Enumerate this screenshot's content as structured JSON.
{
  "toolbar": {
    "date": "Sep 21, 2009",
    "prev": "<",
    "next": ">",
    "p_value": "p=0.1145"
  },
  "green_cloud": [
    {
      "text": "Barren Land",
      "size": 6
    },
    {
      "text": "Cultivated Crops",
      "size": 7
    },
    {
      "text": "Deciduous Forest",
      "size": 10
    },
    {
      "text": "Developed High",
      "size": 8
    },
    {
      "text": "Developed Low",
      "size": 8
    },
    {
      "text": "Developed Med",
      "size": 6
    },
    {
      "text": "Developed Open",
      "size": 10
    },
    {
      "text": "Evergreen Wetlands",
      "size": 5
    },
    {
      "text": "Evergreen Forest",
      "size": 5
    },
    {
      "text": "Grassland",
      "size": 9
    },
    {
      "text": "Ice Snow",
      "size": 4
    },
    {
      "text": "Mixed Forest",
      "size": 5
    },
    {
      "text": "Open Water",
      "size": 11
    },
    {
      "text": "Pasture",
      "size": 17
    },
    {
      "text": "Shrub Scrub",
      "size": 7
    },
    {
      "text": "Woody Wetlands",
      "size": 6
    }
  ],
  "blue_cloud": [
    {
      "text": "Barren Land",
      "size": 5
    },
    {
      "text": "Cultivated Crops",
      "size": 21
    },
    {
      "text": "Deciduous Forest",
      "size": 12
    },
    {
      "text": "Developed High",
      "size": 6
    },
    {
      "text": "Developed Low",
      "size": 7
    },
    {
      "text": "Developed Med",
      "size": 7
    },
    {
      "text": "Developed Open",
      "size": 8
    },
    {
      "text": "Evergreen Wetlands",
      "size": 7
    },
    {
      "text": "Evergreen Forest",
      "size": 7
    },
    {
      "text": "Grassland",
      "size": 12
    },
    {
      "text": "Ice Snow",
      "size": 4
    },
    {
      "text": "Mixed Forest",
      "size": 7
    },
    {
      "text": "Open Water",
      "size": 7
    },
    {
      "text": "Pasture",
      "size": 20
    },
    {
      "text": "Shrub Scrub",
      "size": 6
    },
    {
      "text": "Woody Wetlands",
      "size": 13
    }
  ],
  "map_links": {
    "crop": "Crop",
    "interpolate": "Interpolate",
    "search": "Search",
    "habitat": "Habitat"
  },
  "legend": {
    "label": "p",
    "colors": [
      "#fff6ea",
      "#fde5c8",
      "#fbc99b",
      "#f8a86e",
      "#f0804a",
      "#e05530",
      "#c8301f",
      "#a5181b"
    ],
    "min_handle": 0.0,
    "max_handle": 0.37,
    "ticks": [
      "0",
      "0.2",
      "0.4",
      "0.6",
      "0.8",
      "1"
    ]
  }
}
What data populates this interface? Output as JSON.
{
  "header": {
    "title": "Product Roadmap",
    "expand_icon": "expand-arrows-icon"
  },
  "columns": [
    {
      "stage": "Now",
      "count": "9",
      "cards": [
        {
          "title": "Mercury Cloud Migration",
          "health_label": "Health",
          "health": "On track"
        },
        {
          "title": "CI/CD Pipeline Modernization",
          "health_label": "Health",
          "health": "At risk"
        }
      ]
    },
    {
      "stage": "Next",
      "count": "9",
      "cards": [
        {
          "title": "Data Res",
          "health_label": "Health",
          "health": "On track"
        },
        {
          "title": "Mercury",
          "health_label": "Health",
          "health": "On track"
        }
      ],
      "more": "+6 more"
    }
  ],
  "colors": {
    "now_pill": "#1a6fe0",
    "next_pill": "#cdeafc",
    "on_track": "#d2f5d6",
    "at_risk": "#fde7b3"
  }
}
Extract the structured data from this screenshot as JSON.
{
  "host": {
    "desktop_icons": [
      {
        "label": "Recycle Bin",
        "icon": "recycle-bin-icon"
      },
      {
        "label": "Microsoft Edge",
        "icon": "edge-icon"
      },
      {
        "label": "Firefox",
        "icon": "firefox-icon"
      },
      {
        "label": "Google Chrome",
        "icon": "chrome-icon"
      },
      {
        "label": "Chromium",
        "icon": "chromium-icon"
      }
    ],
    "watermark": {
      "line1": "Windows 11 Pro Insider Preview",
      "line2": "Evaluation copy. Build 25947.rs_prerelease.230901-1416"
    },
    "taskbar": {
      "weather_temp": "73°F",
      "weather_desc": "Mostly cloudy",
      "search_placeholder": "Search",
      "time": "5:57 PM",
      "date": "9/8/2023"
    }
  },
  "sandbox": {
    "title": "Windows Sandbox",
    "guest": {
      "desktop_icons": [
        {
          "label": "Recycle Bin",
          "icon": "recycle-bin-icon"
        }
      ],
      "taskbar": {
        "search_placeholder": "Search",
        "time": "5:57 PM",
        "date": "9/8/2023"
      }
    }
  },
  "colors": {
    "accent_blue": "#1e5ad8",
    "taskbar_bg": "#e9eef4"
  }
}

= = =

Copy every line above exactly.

Enumerate this screenshot's content as structured JSON.
{
  "toolbar": {
    "date": "Sep 21, 2009",
    "prev": "<",
    "next": ">",
    "p_value": "p=0.1145"
  },
  "green_cloud": [
    {
      "text": "Barren Land",
      "size": 6
    },
    {
      "text": "Cultivated Crops",
      "size": 7
    },
    {
      "text": "Deciduous Forest",
      "size": 10
    },
    {
      "text": "Developed High",
      "size": 8
    },
    {
      "text": "Developed Low",
      "size": 8
    },
    {
      "text": "Developed Med",
      "size": 6
    },
    {
      "text": "Developed Open",
      "size": 10
    },
    {
      "text": "Evergreen Wetlands",
      "size": 5
    },
    {
      "text": "Evergreen Forest",
      "size": 5
    },
    {
      "text": "Grassland",
      "size": 9
    },
    {
      "text": "Ice Snow",
      "size": 4
    },
    {
      "text": "Mixed Forest",
      "size": 5
    },
    {
      "text": "Open Water",
      "size": 11
    },
    {
      "text": "Pasture",
      "size": 17
    },
    {
      "text": "Shrub Scrub",
      "size": 7
    },
    {
      "text": "Woody Wetlands",
      "size": 6
    }
  ],
  "blue_cloud": [
    {
      "text": "Barren Land",
      "size": 5
    },
    {
      "text": "Cultivated Crops",
      "size": 21
    },
    {
      "text": "Deciduous Forest",
      "size": 12
    },
    {
      "text": "Developed High",
      "size": 6
    },
    {
      "text": "Developed Low",
      "size": 7
    },
    {
      "text": "Developed Med",
      "size": 7
    },
    {
      "text": "Developed Open",
      "size": 8
    },
    {
      "text": "Evergreen Wetlands",
      "size": 7
    },
    {
      "text": "Evergreen Forest",
      "size": 7
    },
    {
      "text": "Grassland",
      "size": 12
    },
    {
      "text": "Ice Snow",
      "size": 4
    },
    {
      "text": "Mixed Forest",
      "size": 7
    },
    {
      "text": "Open Water",
      "size": 7
    },
    {
      "text": "Pasture",
      "size": 20
    },
    {
      "text": "Shrub Scrub",
      "size": 6
    },
    {
      "text": "Woody Wetlands",
      "size": 13
    }
  ],
  "map_links": {
    "crop": "Crop",
    "interpolate": "Interpolate",
    "search": "Search",
    "habitat": "Habitat"
  },
  "legend": {
    "label": "p",
    "colors": [
      "#fff6ea",
      "#fde5c8",
      "#fbc99b",
      "#f8a86e",
      "#f0804a",
      "#e05530",
      "#c8301f",
      "#a5181b"
    ],
    "min_handle": 0.0,
    "max_handle": 0.37,
    "ticks": [
      "0",
      "0.2",
      "0.4",
      "0.6",
      "0.8",
      "1"
    ]
  }
}
What data populates this interface? Output as JSON.
{
  "header": {
    "title": "Product Roadmap",
    "expand_icon": "expand-arrows-icon"
  },
  "columns": [
    {
      "stage": "Now",
      "count": "9",
      "cards": [
        {
          "title": "Mercury Cloud Migration",
          "health_label": "Health",
          "health": "On track"
        },
        {
          "title": "CI/CD Pipeline Modernization",
          "health_label": "Health",
          "health": "At risk"
        }
      ]
    },
    {
      "stage": "Next",
      "count": "9",
      "cards": [
        {
          "title": "Data Res",
          "health_label": "Health",
          "health": "On track"
        },
        {
          "title": "Mercury",
          "health_label": "Health",
          "health": "On track"
        }
      ],
      "more": "+6 more"
    }
  ],
  "colors": {
    "now_pill": "#1a6fe0",
    "next_pill": "#cdeafc",
    "on_track": "#d2f5d6",
    "at_risk": "#fde7b3"
  }
}
Extract the structured data from this screenshot as JSON.
{
  "host": {
    "desktop_icons": [
      {
        "label": "Recycle Bin",
        "icon": "recycle-bin-icon"
      },
      {
        "label": "Microsoft Edge",
        "icon": "edge-icon"
      },
      {
        "label": "Firefox",
        "icon": "firefox-icon"
      },
      {
        "label": "Google Chrome",
        "icon": "chrome-icon"
      },
      {
        "label": "Chromium",
        "icon": "chromium-icon"
      }
    ],
    "watermark": {
      "line1": "Windows 11 Pro Insider Preview",
      "line2": "Evaluation copy. Build 25947.rs_prerelease.230901-1416"
    },
    "taskbar": {
      "weather_temp": "73°F",
      "weather_desc": "Mostly cloudy",
      "search_placeholder": "Search",
      "time": "5:57 PM",
      "date": "9/8/2023"
    }
  },
  "sandbox": {
    "title": "Windows Sandbox",
    "guest": {
      "desktop_icons": [
        {
          "label": "Recycle Bin",
          "icon": "recycle-bin-icon"
        }
      ],
      "taskbar": {
        "search_placeholder": "Search",
        "time": "5:57 PM",
        "date": "9/8/2023"
      }
    }
  },
  "colors": {
    "accent_blue": "#1e5ad8",
    "taskbar_bg": "#e9eef4"
  }
}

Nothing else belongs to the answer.